### EXERCISE INPUT ###
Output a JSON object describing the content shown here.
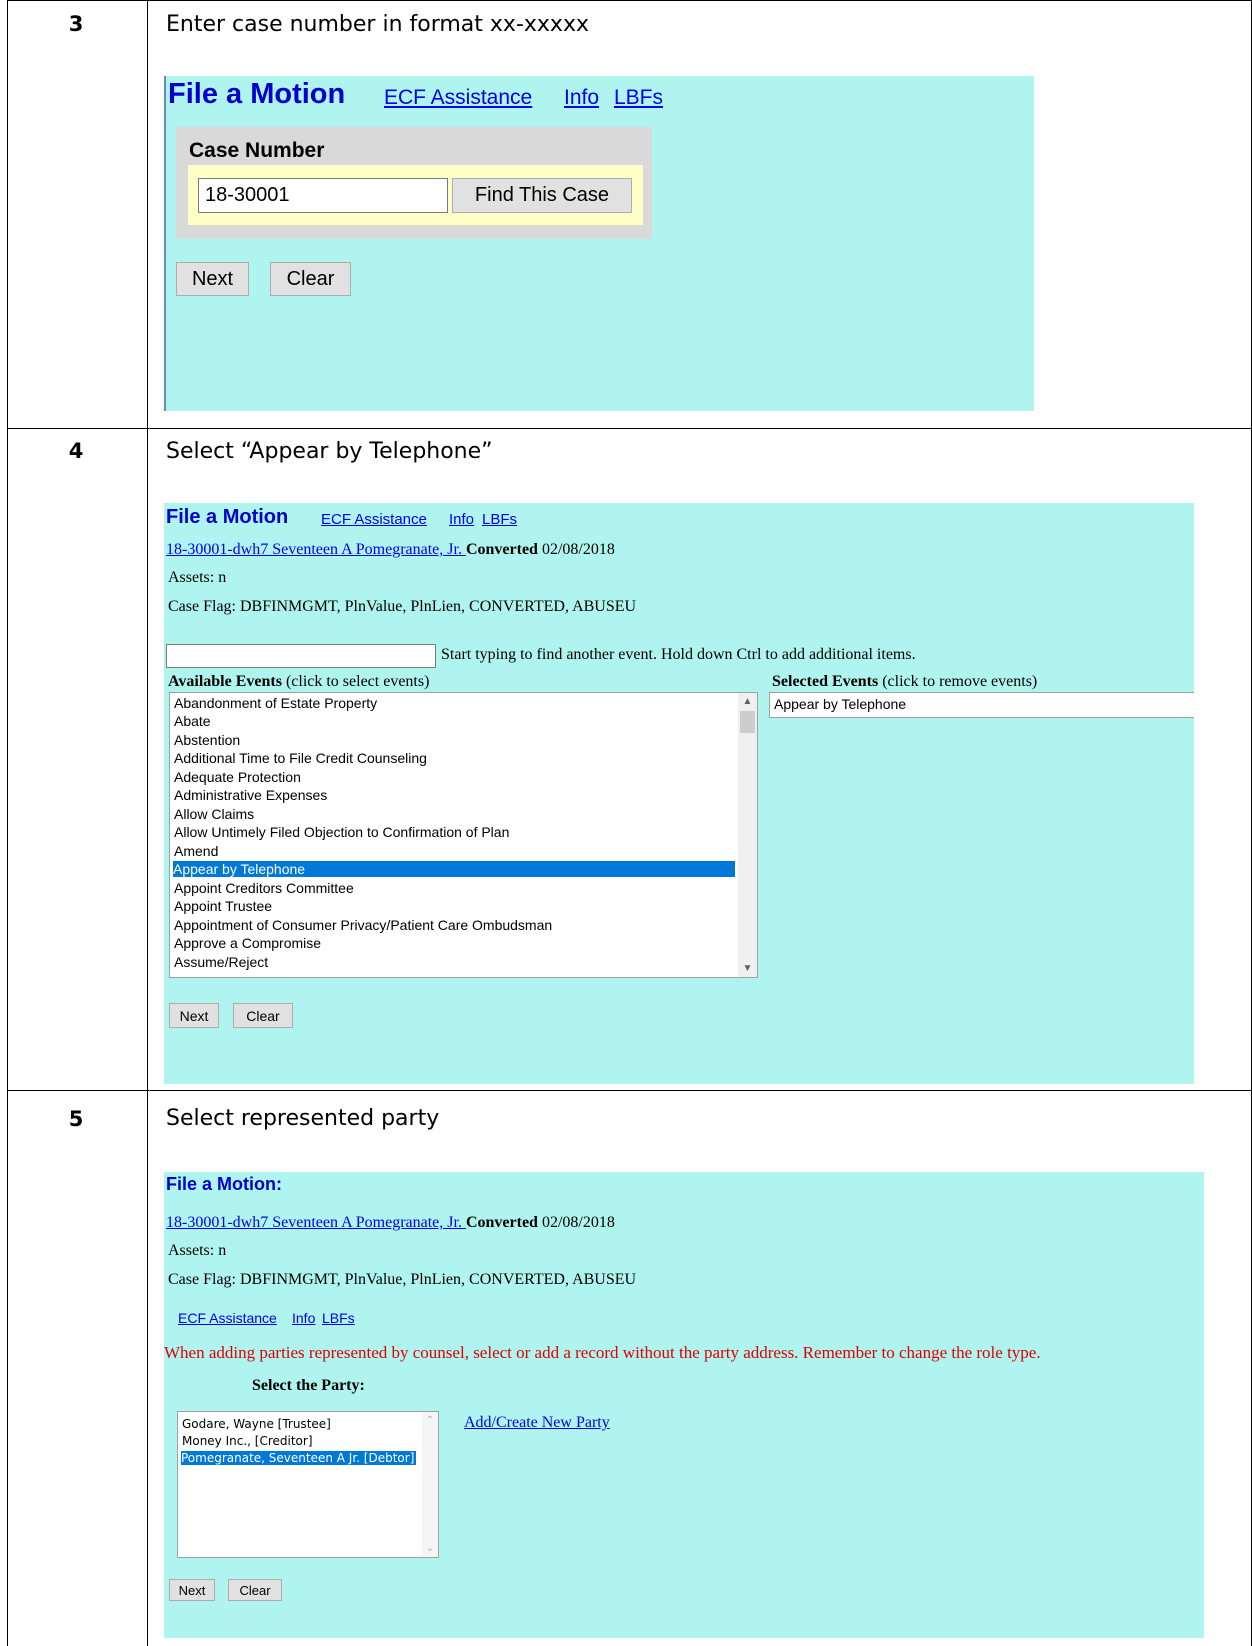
{
  "steps": [
    {
      "number": "3",
      "instruction": "Enter case number in format xx-xxxxx",
      "panel": {
        "title": "File a Motion",
        "links": [
          "ECF Assistance",
          "Info",
          "LBFs"
        ],
        "case_number_label": "Case Number",
        "case_number_value": "18-30001",
        "find_button": "Find This Case",
        "next_button": "Next",
        "clear_button": "Clear"
      }
    },
    {
      "number": "4",
      "instruction": "Select “Appear by Telephone”",
      "panel": {
        "title": "File a Motion",
        "links": [
          "ECF Assistance",
          "Info",
          "LBFs"
        ],
        "case_link": "18-30001-dwh7 Seventeen A Pomegranate, Jr. ",
        "case_status": "Converted",
        "case_date": "02/08/2018",
        "assets": "Assets: n",
        "case_flag": "Case Flag: DBFINMGMT, PlnValue, PlnLien, CONVERTED, ABUSEU",
        "search_value": "",
        "search_hint": "Start typing to find another event. Hold down Ctrl to add additional items.",
        "available_label": "Available Events",
        "available_hint": "(click to select events)",
        "selected_label": "Selected Events",
        "selected_hint": "(click to remove events)",
        "available_events": [
          "Abandonment of Estate Property",
          "Abate",
          "Abstention",
          "Additional Time to File Credit Counseling",
          "Adequate Protection",
          "Administrative Expenses",
          "Allow Claims",
          "Allow Untimely Filed Objection to Confirmation of Plan",
          "Amend",
          "Appear by Telephone",
          "Appoint Creditors Committee",
          "Appoint Trustee",
          "Appointment of Consumer Privacy/Patient Care Ombudsman",
          "Approve a Compromise",
          "Assume/Reject"
        ],
        "selected_events": [
          "Appear by Telephone"
        ],
        "next_button": "Next",
        "clear_button": "Clear"
      }
    },
    {
      "number": "5",
      "instruction": "Select represented party",
      "panel": {
        "title": "File a Motion:",
        "case_link": "18-30001-dwh7 Seventeen A Pomegranate, Jr. ",
        "case_status": "Converted",
        "case_date": "02/08/2018",
        "assets": "Assets: n",
        "case_flag": "Case Flag: DBFINMGMT, PlnValue, PlnLien, CONVERTED, ABUSEU",
        "links": [
          "ECF Assistance",
          "Info",
          "LBFs"
        ],
        "warning": "When adding parties represented by counsel, select or add a record without the party address. Remember to change the role type.",
        "select_party_label": "Select the Party:",
        "parties": [
          "Godare, Wayne [Trustee]",
          "Money Inc., [Creditor]",
          "Pomegranate, Seventeen A Jr. [Debtor]"
        ],
        "add_party_link": "Add/Create New Party",
        "next_button": "Next",
        "clear_button": "Clear"
      }
    }
  ],
  "colors": {
    "panel_bg": "#aff4ef",
    "title_blue": "#0000cc",
    "link_blue": "#0000ee",
    "selection_blue": "#0078d7",
    "warning_red": "#e00000",
    "case_box_gray": "#d9d9d9",
    "case_box_yellow": "#ffffc8"
  }
}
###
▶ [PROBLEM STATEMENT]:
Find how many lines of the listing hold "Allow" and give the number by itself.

▶ [SOLUTION BELOW]:
2